§ **Activity**
Go through the lines below. Copy those with "Intel".
**** Source data
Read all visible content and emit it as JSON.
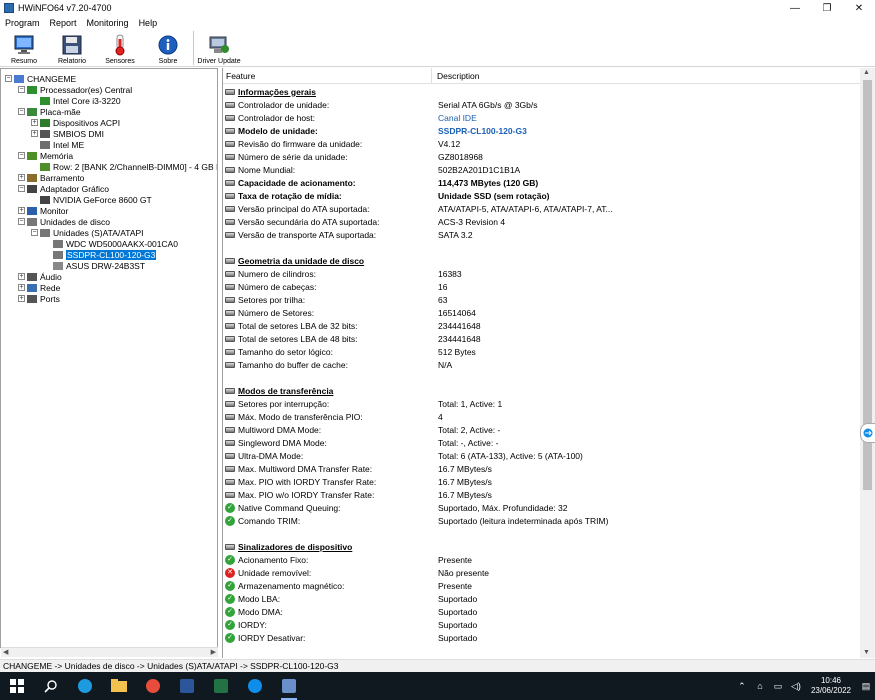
{
  "window": {
    "title": "HWiNFO64 v7.20-4700",
    "minimize": "—",
    "restore": "❐",
    "close": "✕"
  },
  "menu": [
    "Program",
    "Report",
    "Monitoring",
    "Help"
  ],
  "toolbar": [
    {
      "label": "Resumo",
      "icon": "monitor-icon"
    },
    {
      "label": "Relatorio",
      "icon": "floppy-icon"
    },
    {
      "label": "Sensores",
      "icon": "thermometer-icon"
    },
    {
      "label": "Sobre",
      "icon": "info-icon"
    },
    {
      "label": "Driver Update",
      "icon": "driver-update-icon"
    }
  ],
  "tree": [
    {
      "label": "CHANGEME",
      "indent": 0,
      "expander": "−",
      "icon": "computer"
    },
    {
      "label": "Processador(es) Central",
      "indent": 1,
      "expander": "−",
      "icon": "cpu"
    },
    {
      "label": "Intel Core i3-3220",
      "indent": 2,
      "expander": "",
      "icon": "cpu-chip"
    },
    {
      "label": "Placa-mãe",
      "indent": 1,
      "expander": "−",
      "icon": "board"
    },
    {
      "label": "Dispositivos ACPI",
      "indent": 2,
      "expander": "+",
      "icon": "acpi"
    },
    {
      "label": "SMBIOS DMI",
      "indent": 2,
      "expander": "+",
      "icon": "chip"
    },
    {
      "label": "Intel ME",
      "indent": 2,
      "expander": "",
      "icon": "gear"
    },
    {
      "label": "Memória",
      "indent": 1,
      "expander": "−",
      "icon": "memory"
    },
    {
      "label": "Row: 2 [BANK 2/ChannelB-DIMM0] - 4 GB I",
      "indent": 2,
      "expander": "",
      "icon": "memory"
    },
    {
      "label": "Barramento",
      "indent": 1,
      "expander": "+",
      "icon": "bus"
    },
    {
      "label": "Adaptador Gráfico",
      "indent": 1,
      "expander": "−",
      "icon": "gpu"
    },
    {
      "label": "NVIDIA GeForce 8600 GT",
      "indent": 2,
      "expander": "",
      "icon": "gpu"
    },
    {
      "label": "Monitor",
      "indent": 1,
      "expander": "+",
      "icon": "monitor"
    },
    {
      "label": "Unidades de disco",
      "indent": 1,
      "expander": "−",
      "icon": "disk"
    },
    {
      "label": "Unidades (S)ATA/ATAPI",
      "indent": 2,
      "expander": "−",
      "icon": "disk"
    },
    {
      "label": "WDC WD5000AAKX-001CA0",
      "indent": 3,
      "expander": "",
      "icon": "disk"
    },
    {
      "label": "SSDPR-CL100-120-G3",
      "indent": 3,
      "expander": "",
      "icon": "disk",
      "selected": true
    },
    {
      "label": "ASUS DRW-24B3ST",
      "indent": 3,
      "expander": "",
      "icon": "optical"
    },
    {
      "label": "Áudio",
      "indent": 1,
      "expander": "+",
      "icon": "audio"
    },
    {
      "label": "Rede",
      "indent": 1,
      "expander": "+",
      "icon": "network"
    },
    {
      "label": "Ports",
      "indent": 1,
      "expander": "+",
      "icon": "ports"
    }
  ],
  "detail": {
    "columns": {
      "feature": "Feature",
      "description": "Description"
    },
    "rows": [
      {
        "type": "section",
        "feature": "Informações gerais",
        "row": 1
      },
      {
        "icon": "drive",
        "feature": "Controlador de unidade:",
        "desc": "Serial ATA 6Gb/s @ 3Gb/s",
        "row": 2
      },
      {
        "icon": "drive",
        "feature": "Controlador de host:",
        "desc": "Canal IDE",
        "style": "link",
        "row": 3
      },
      {
        "icon": "drive",
        "feature": "Modelo de unidade:",
        "desc": "SSDPR-CL100-120-G3",
        "style": "bold-link",
        "bold": true,
        "row": 4
      },
      {
        "icon": "drive",
        "feature": "Revisão do firmware da unidade:",
        "desc": "V4.12",
        "row": 5
      },
      {
        "icon": "drive",
        "feature": "Número de série da unidade:",
        "desc": "GZ8018968",
        "row": 6
      },
      {
        "icon": "drive",
        "feature": "Nome Mundial:",
        "desc": "502B2A201D1C1B1A",
        "row": 7
      },
      {
        "icon": "drive",
        "feature": "Capacidade de acionamento:",
        "desc": "114,473 MBytes (120 GB)",
        "bold": true,
        "style": "bold",
        "row": 8
      },
      {
        "icon": "drive",
        "feature": "Taxa de rotação de mídia:",
        "desc": "Unidade SSD (sem rotação)",
        "bold": true,
        "style": "bold",
        "row": 9
      },
      {
        "icon": "drive",
        "feature": "Versão principal do ATA suportada:",
        "desc": "ATA/ATAPI-5, ATA/ATAPI-6, ATA/ATAPI-7, AT...",
        "row": 10
      },
      {
        "icon": "drive",
        "feature": "Versão secundária do ATA suportada:",
        "desc": "ACS-3 Revision 4",
        "row": 11
      },
      {
        "icon": "drive",
        "feature": "Versão de transporte ATA suportada:",
        "desc": "SATA 3.2",
        "row": 12
      },
      {
        "type": "section",
        "feature": "Geometria da unidade de disco",
        "row": 14
      },
      {
        "icon": "drive",
        "feature": "Numero de cilindros:",
        "desc": "16383",
        "row": 15
      },
      {
        "icon": "drive",
        "feature": "Número de cabeças:",
        "desc": "16",
        "row": 16
      },
      {
        "icon": "drive",
        "feature": "Setores por trilha:",
        "desc": "63",
        "row": 17
      },
      {
        "icon": "drive",
        "feature": "Número de Setores:",
        "desc": "16514064",
        "row": 18
      },
      {
        "icon": "drive",
        "feature": "Total de setores LBA de 32 bits:",
        "desc": "234441648",
        "row": 19
      },
      {
        "icon": "drive",
        "feature": "Total de setores LBA de 48 bits:",
        "desc": "234441648",
        "row": 20
      },
      {
        "icon": "drive",
        "feature": "Tamanho do setor lógico:",
        "desc": "512 Bytes",
        "row": 21
      },
      {
        "icon": "drive",
        "feature": "Tamanho do buffer de cache:",
        "desc": "N/A",
        "row": 22
      },
      {
        "type": "section",
        "feature": "Modos de transferência",
        "row": 24
      },
      {
        "icon": "drive",
        "feature": "Setores por interrupção:",
        "desc": "Total: 1, Active: 1",
        "row": 25
      },
      {
        "icon": "drive",
        "feature": "Máx. Modo de transferência PIO:",
        "desc": "4",
        "row": 26
      },
      {
        "icon": "drive",
        "feature": "Multiword DMA Mode:",
        "desc": "Total: 2, Active: -",
        "row": 27
      },
      {
        "icon": "drive",
        "feature": "Singleword DMA Mode:",
        "desc": "Total: -, Active: -",
        "row": 28
      },
      {
        "icon": "drive",
        "feature": "Ultra-DMA Mode:",
        "desc": "Total: 6 (ATA-133), Active: 5 (ATA-100)",
        "row": 29
      },
      {
        "icon": "drive",
        "feature": "Max. Multiword DMA Transfer Rate:",
        "desc": "16.7 MBytes/s",
        "row": 30
      },
      {
        "icon": "drive",
        "feature": "Max. PIO with IORDY Transfer Rate:",
        "desc": "16.7 MBytes/s",
        "row": 31
      },
      {
        "icon": "drive",
        "feature": "Max. PIO w/o IORDY Transfer Rate:",
        "desc": "16.7 MBytes/s",
        "row": 32
      },
      {
        "icon": "ok",
        "feature": "Native Command Queuing:",
        "desc": "Suportado, Máx. Profundidade: 32",
        "row": 33
      },
      {
        "icon": "ok",
        "feature": "Comando TRIM:",
        "desc": "Suportado (leitura indeterminada após TRIM)",
        "row": 34
      },
      {
        "type": "section",
        "feature": "Sinalizadores de dispositivo",
        "row": 36
      },
      {
        "icon": "ok",
        "feature": "Acionamento Fixo:",
        "desc": "Presente",
        "row": 37
      },
      {
        "icon": "no",
        "feature": "Unidade removível:",
        "desc": "Não presente",
        "row": 38
      },
      {
        "icon": "ok",
        "feature": "Armazenamento magnético:",
        "desc": "Presente",
        "row": 39
      },
      {
        "icon": "ok",
        "feature": "Modo LBA:",
        "desc": "Suportado",
        "row": 40
      },
      {
        "icon": "ok",
        "feature": "Modo DMA:",
        "desc": "Suportado",
        "row": 41
      },
      {
        "icon": "ok",
        "feature": "IORDY:",
        "desc": "Suportado",
        "row": 42
      },
      {
        "icon": "ok",
        "feature": "IORDY Desativar:",
        "desc": "Suportado",
        "row": 43
      }
    ]
  },
  "status": "CHANGEME -> Unidades de disco -> Unidades (S)ATA/ATAPI -> SSDPR-CL100-120-G3",
  "taskbar": {
    "apps": [
      "start-icon",
      "search-icon",
      "edge-icon",
      "file-explorer-icon",
      "chrome-icon",
      "word-icon",
      "excel-icon",
      "teamviewer-icon",
      "hwinfo-icon"
    ],
    "clock_time": "10:46",
    "clock_date": "23/06/2022"
  }
}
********
§ **Task output**
      "label": "Intel Core i3-3220",
      "label": "Intel ME",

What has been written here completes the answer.